Dr. Parrish noted that recent research suggests that interventions targeting insulin resistance may help reproductive outcomes in women with polycystic ovary syndrome (PCOS). “Related to PCOS, hyperinsulinemia—resulting from insulin resistance—stimulates the ovaries to produce
excess androgens, leading to PCOS,” said Dr. Parrish.

Likewise, “There is quite a bit of cool research looking at gut microbiome and its impact on metabolic health, she noted. “Research is showing that differences in gut microbial composition have been identified between women with and without PCOS, and women experiencing fertility and those who are not.
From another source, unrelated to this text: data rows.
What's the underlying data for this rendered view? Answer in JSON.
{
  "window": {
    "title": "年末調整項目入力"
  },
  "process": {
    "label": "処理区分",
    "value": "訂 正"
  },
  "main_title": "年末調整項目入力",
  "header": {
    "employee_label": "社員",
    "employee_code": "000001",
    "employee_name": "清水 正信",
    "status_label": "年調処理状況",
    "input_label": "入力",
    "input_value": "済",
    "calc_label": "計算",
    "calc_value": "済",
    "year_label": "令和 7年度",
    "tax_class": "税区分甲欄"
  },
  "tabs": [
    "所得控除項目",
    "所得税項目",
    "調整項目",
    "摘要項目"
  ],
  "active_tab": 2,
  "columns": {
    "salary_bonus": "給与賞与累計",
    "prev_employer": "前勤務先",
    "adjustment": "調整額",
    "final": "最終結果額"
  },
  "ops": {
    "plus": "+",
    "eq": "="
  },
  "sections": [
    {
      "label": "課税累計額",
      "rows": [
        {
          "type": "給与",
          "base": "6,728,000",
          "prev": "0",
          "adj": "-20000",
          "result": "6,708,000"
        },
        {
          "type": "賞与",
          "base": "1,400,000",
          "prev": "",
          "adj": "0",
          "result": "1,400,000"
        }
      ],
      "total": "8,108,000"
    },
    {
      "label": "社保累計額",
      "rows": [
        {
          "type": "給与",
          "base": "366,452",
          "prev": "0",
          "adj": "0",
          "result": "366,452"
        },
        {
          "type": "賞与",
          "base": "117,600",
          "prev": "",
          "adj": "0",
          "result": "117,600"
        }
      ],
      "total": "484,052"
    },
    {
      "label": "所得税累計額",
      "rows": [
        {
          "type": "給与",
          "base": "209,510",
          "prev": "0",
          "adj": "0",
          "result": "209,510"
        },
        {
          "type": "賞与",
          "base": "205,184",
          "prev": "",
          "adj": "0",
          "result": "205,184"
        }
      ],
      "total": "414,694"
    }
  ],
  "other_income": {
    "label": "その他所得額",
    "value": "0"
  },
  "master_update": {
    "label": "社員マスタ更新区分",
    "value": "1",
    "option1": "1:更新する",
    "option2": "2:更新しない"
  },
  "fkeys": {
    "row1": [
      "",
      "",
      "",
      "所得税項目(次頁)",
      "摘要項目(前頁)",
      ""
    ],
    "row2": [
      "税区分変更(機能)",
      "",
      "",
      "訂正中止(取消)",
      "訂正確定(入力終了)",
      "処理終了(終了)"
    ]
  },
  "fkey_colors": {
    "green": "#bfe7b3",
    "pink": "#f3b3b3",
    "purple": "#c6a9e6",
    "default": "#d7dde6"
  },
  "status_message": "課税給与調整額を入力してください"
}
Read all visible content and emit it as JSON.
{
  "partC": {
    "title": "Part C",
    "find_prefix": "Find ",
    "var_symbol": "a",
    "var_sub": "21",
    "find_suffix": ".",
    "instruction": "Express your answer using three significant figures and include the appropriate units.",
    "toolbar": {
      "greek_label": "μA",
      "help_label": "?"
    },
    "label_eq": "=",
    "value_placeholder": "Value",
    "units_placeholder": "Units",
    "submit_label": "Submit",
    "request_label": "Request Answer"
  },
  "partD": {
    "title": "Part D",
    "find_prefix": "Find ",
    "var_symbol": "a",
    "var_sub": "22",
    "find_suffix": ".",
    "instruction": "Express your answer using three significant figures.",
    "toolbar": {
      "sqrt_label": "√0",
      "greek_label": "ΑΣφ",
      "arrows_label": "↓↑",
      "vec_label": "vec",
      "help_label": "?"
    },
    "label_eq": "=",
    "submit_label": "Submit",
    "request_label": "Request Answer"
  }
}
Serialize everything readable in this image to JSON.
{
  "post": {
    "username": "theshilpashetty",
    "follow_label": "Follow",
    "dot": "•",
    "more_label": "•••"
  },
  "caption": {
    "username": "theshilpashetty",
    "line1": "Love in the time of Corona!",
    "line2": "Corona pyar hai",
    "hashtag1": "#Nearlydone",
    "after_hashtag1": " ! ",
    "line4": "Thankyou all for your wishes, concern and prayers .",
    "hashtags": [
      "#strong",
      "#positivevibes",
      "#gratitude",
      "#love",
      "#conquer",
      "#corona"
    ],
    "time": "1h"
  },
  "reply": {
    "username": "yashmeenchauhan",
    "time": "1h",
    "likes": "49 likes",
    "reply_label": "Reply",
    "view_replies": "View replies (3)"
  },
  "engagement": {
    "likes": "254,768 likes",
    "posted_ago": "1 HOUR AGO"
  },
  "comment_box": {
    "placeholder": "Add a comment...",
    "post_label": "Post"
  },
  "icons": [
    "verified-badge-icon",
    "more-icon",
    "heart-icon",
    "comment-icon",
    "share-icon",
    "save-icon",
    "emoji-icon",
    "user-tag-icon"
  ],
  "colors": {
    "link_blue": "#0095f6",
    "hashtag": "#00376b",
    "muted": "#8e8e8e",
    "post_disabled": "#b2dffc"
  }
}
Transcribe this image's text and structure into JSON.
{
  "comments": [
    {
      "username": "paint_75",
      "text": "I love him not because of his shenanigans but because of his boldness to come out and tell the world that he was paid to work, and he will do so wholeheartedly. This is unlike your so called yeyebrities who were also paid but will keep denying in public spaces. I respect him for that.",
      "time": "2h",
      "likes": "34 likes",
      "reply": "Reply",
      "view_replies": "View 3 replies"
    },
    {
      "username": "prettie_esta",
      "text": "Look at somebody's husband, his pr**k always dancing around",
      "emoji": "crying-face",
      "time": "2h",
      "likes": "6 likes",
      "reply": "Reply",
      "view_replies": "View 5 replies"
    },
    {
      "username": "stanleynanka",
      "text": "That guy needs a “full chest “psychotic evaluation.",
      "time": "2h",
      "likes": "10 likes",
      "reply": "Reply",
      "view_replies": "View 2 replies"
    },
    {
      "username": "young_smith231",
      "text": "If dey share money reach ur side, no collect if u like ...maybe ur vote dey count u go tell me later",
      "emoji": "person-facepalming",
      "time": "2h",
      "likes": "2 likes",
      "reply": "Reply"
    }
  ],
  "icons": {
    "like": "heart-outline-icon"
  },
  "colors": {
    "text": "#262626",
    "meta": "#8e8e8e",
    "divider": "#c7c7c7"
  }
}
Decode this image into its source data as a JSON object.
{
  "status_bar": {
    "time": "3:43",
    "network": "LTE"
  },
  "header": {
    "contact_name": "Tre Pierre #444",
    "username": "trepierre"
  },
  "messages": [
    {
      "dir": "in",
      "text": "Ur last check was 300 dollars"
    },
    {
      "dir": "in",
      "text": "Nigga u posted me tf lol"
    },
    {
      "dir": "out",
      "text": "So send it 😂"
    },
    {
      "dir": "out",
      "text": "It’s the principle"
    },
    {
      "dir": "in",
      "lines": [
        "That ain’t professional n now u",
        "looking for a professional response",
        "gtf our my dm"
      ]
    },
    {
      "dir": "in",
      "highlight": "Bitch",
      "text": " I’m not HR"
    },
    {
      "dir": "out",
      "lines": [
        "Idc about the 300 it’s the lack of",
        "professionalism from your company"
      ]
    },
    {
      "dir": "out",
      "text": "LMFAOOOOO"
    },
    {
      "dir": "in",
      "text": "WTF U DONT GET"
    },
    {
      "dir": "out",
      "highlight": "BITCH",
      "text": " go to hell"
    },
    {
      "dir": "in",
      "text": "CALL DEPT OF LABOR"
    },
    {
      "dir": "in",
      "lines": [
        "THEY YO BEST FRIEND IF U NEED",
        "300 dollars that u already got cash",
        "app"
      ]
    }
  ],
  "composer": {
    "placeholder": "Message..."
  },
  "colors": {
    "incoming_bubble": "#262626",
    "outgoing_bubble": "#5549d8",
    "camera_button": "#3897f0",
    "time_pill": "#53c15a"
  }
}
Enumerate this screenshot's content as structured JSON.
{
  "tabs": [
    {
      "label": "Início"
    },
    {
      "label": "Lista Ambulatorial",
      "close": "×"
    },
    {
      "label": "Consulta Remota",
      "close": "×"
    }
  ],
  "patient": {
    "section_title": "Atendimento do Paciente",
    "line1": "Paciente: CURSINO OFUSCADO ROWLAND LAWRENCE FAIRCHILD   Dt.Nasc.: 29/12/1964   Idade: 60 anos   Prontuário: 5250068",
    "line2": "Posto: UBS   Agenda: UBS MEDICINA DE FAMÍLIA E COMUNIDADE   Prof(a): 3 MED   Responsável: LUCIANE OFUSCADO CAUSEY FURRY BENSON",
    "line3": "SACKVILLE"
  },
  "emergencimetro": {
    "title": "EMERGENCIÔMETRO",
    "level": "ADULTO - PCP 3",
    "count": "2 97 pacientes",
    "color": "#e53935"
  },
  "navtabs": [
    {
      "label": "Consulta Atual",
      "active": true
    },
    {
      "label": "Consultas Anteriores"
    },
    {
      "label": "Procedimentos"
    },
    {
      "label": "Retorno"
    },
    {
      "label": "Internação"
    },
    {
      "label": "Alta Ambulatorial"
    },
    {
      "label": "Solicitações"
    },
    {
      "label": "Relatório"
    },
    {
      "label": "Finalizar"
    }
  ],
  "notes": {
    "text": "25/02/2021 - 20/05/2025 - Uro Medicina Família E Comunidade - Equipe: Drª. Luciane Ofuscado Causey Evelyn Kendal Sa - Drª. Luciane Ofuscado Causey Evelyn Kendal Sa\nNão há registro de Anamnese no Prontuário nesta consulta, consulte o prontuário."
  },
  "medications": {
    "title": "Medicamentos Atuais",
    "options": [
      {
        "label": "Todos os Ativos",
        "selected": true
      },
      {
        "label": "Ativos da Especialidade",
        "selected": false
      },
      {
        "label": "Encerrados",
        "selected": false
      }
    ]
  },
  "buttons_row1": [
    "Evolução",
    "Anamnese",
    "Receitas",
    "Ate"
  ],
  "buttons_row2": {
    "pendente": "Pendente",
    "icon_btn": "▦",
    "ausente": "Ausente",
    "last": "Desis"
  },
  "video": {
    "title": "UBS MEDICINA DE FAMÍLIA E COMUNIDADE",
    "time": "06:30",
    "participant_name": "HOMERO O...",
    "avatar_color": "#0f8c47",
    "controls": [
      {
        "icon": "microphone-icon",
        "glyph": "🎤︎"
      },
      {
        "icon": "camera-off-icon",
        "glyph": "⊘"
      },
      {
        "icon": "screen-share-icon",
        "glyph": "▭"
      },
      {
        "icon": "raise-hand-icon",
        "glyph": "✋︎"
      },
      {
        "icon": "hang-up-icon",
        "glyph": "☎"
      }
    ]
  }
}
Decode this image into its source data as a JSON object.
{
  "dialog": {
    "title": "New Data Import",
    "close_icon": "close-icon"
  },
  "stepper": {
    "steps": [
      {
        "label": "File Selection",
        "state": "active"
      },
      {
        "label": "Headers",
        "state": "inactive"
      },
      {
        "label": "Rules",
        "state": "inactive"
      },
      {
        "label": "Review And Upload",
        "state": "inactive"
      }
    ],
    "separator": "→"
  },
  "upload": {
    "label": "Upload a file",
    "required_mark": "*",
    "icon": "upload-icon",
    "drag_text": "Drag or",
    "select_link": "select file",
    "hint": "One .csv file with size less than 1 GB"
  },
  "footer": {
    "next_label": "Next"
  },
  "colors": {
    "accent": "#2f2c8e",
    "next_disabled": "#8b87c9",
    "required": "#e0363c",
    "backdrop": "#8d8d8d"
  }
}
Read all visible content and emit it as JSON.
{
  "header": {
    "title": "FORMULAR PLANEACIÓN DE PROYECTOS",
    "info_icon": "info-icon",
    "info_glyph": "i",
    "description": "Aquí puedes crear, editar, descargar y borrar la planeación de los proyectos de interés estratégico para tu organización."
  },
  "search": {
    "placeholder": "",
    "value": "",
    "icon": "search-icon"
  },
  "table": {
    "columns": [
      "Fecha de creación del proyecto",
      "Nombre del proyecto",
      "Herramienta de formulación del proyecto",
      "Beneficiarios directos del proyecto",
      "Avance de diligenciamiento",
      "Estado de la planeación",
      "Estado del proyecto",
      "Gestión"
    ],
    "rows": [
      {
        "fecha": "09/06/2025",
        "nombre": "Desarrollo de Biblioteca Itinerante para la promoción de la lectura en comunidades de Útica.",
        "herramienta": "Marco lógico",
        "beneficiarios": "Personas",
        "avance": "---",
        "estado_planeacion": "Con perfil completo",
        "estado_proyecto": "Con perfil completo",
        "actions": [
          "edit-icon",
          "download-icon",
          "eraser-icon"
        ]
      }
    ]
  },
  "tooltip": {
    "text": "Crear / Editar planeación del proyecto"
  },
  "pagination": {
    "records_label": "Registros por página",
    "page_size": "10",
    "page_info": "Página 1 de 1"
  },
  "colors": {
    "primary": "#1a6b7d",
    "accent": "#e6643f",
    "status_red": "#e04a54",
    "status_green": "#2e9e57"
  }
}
There is also emerging research exploring how environmental toxins that are endocrine-disrupting chemicals in the environment might impact metabolic health and PCOS. These chemicals interfere with insulin signaling and exacerbate metabolic disturbances.”

Dr. Loch noted that interest in metabolic health and healthy blood sugar levels certainly isn’t slowing down. “There seems to be growing awareness around the risks of hyperglycemia and people want to take action sooner,” she noted. “We know that having type 2 diabetes increases the risk about two-fold for both stroke and hypertension, plus anywhere from two- to four-fold increased risk of any kind of heart disease,” said Dr. Loch. “Addressing blood sugar and metabolic health is necessary to help prevent some of the significant consequences of these conditions.”

She’s also glad to see that more individuals are choosing to supplement their traditional prescription medications for healthy blood sugar and metabolic health with more natural alternatives. Commercials on TV for prescription diabetes medications, for example, seem to be including more self-directed patients to find natural medicines and alternatives that work, said Dr. Loch. This, she believes, is because of the overall greater awareness and prevalence of diabetes. “In a sense, because it has become so commonplace, there may be an increasing openness to trying lifestyle measures in combination with guided practitioner care and recommendations,” she noted. “Perhaps that’s the silver lining here.”

References:

“Ageing and health,” World Health Organization, October 1, 2022: www.who.int/news-room/fact-sheets/detail/ageing-and-health.

“Efficacy of Berberine in Patients with Type 2 Diabetes,” Metabolism. 2008 May; 57(5): 712–717: www.ncbi.nlm.nih.gov/pmc/articles/PMC2410097/.

Healthy Take Aways

• Many natural supplements intended to support blood sugar and metabolic health can be used in conjunction with prescription medications under a doctor’s supervision.
• Lifestyle influences blood sugar and metabolic health. Reducing stress, eating a balanced diet rich in whole foods, exercise and good sleep are all important steps.
• Berberine is a supplement that may be beneficial when it comes to healthy blood sugar support and good metabolic health.
• Certain foods may help improve one’s metabolic health. These include, but aren’t limited to, dark, leafy greens, chili peppers, tea, fruits high in vitamin C, broccoli and fish that are high omega-3s.

For More Information:

Bioenergy Life Sciences Inc, https://bioenergylifescience.com
Designs for Health, www.designsforhealth.com
Endurance Products Company, www.endur.com; www.enduranceresearch.com
EuroMedica, www.euromedicausa.com